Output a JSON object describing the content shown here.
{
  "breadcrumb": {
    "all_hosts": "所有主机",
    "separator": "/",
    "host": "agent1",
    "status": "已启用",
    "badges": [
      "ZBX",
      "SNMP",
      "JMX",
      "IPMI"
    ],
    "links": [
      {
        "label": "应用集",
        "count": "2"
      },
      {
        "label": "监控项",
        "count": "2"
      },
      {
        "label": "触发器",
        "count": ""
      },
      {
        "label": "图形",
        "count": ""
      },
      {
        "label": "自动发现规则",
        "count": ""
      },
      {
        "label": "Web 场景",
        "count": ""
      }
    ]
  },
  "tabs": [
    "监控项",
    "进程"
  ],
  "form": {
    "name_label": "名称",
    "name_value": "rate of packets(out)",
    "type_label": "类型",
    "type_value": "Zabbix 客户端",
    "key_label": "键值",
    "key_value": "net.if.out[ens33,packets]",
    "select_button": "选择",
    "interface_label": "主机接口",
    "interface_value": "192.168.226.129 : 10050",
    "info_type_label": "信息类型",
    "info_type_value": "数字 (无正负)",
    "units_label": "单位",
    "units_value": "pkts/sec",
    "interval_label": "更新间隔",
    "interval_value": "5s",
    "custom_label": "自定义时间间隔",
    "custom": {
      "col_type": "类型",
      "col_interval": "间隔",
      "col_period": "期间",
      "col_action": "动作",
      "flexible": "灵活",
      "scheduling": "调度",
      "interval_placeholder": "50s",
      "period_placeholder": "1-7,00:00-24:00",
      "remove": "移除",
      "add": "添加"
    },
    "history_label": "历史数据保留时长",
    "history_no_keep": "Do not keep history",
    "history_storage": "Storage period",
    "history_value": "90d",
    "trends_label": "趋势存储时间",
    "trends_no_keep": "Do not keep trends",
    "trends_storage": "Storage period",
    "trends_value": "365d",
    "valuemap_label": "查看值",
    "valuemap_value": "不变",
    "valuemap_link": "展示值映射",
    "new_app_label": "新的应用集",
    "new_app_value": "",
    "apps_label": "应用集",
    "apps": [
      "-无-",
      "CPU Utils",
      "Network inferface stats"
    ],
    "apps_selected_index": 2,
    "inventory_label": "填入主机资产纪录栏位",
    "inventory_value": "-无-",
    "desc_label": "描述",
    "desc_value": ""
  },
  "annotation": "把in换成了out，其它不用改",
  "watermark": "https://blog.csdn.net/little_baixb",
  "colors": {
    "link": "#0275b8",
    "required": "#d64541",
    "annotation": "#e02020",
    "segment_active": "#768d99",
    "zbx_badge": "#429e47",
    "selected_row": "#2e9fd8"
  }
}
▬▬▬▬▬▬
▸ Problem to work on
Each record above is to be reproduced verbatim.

▸ Output for this exercise
Output a JSON object describing the content shown here.
{
  "breadcrumb": {
    "all_hosts": "所有主机",
    "separator": "/",
    "host": "agent1",
    "status": "已启用",
    "badges": [
      "ZBX",
      "SNMP",
      "JMX",
      "IPMI"
    ],
    "links": [
      {
        "label": "应用集",
        "count": "2"
      },
      {
        "label": "监控项",
        "count": "2"
      },
      {
        "label": "触发器",
        "count": ""
      },
      {
        "label": "图形",
        "count": ""
      },
      {
        "label": "自动发现规则",
        "count": ""
      },
      {
        "label": "Web 场景",
        "count": ""
      }
    ]
  },
  "tabs": [
    "监控项",
    "进程"
  ],
  "form": {
    "name_label": "名称",
    "name_value": "rate of packets(out)",
    "type_label": "类型",
    "type_value": "Zabbix 客户端",
    "key_label": "键值",
    "key_value": "net.if.out[ens33,packets]",
    "select_button": "选择",
    "interface_label": "主机接口",
    "interface_value": "192.168.226.129 : 10050",
    "info_type_label": "信息类型",
    "info_type_value": "数字 (无正负)",
    "units_label": "单位",
    "units_value": "pkts/sec",
    "interval_label": "更新间隔",
    "interval_value": "5s",
    "custom_label": "自定义时间间隔",
    "custom": {
      "col_type": "类型",
      "col_interval": "间隔",
      "col_period": "期间",
      "col_action": "动作",
      "flexible": "灵活",
      "scheduling": "调度",
      "interval_placeholder": "50s",
      "period_placeholder": "1-7,00:00-24:00",
      "remove": "移除",
      "add": "添加"
    },
    "history_label": "历史数据保留时长",
    "history_no_keep": "Do not keep history",
    "history_storage": "Storage period",
    "history_value": "90d",
    "trends_label": "趋势存储时间",
    "trends_no_keep": "Do not keep trends",
    "trends_storage": "Storage period",
    "trends_value": "365d",
    "valuemap_label": "查看值",
    "valuemap_value": "不变",
    "valuemap_link": "展示值映射",
    "new_app_label": "新的应用集",
    "new_app_value": "",
    "apps_label": "应用集",
    "apps": [
      "-无-",
      "CPU Utils",
      "Network inferface stats"
    ],
    "apps_selected_index": 2,
    "inventory_label": "填入主机资产纪录栏位",
    "inventory_value": "-无-",
    "desc_label": "描述",
    "desc_value": ""
  },
  "annotation": "把in换成了out，其它不用改",
  "watermark": "https://blog.csdn.net/little_baixb",
  "colors": {
    "link": "#0275b8",
    "required": "#d64541",
    "annotation": "#e02020",
    "segment_active": "#768d99",
    "zbx_badge": "#429e47",
    "selected_row": "#2e9fd8"
  }
}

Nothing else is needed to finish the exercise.